(PROBLEM TO SOLVE) Would you show every line from the records that holds "check"?

(Items from an interface collection)
====
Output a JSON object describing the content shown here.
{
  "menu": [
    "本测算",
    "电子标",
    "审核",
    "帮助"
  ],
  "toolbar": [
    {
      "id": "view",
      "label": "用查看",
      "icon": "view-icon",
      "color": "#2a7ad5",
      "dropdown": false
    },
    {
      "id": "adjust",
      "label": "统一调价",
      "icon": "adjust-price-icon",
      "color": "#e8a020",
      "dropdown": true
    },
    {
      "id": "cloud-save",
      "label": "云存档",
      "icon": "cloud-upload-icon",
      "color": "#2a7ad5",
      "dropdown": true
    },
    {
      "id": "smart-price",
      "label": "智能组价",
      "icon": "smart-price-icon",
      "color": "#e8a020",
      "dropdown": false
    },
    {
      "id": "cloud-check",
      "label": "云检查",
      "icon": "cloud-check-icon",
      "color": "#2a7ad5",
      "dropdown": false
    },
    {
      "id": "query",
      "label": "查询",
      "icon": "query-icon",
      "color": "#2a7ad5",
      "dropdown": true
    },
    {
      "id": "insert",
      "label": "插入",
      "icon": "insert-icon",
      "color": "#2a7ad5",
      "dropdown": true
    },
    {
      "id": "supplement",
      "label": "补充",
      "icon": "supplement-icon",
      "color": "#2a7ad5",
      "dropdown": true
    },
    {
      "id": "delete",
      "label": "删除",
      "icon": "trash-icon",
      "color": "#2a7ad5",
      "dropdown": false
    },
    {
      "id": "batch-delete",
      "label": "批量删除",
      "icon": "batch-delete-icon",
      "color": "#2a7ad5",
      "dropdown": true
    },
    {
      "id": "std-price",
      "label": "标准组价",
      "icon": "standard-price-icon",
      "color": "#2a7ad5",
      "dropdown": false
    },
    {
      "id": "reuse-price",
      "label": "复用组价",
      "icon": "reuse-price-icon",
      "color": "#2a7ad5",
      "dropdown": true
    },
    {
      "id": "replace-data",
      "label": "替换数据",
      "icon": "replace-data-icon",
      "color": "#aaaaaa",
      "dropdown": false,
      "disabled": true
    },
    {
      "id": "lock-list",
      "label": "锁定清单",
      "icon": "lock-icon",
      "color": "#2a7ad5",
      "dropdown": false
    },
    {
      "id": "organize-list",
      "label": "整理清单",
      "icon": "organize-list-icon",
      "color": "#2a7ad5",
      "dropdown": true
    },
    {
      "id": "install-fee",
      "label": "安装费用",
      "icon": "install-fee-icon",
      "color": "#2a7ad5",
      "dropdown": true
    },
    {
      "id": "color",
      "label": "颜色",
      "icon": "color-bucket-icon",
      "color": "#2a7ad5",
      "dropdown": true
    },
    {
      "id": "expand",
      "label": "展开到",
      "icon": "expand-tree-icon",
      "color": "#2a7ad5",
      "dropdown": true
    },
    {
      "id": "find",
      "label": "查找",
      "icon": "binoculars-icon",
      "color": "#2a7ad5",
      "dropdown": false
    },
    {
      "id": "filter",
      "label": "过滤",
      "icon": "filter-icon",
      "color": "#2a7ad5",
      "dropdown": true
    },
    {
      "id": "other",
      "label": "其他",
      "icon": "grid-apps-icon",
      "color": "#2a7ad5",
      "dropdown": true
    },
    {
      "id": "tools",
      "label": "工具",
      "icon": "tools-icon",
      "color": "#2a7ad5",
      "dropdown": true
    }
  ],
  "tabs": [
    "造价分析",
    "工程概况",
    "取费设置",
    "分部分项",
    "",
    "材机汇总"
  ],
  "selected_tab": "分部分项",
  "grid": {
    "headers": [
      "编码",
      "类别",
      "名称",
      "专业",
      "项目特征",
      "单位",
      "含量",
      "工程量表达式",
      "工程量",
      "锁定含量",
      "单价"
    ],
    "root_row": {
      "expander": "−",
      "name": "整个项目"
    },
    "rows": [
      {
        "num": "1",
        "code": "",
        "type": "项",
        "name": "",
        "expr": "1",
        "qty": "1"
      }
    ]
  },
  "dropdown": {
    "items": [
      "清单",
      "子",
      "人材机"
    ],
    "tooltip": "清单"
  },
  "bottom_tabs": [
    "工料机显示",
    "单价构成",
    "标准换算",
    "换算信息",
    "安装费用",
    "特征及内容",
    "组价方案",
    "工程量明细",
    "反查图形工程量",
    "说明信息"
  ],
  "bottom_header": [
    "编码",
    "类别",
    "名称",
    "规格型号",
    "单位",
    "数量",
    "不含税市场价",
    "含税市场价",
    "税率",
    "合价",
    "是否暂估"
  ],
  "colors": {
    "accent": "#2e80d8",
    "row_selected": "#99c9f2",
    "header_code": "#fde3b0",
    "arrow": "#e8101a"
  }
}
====
(RESPONSE FOR THIS EXERCISE)
      "id": "cloud-check",
      "icon": "cloud-check-icon",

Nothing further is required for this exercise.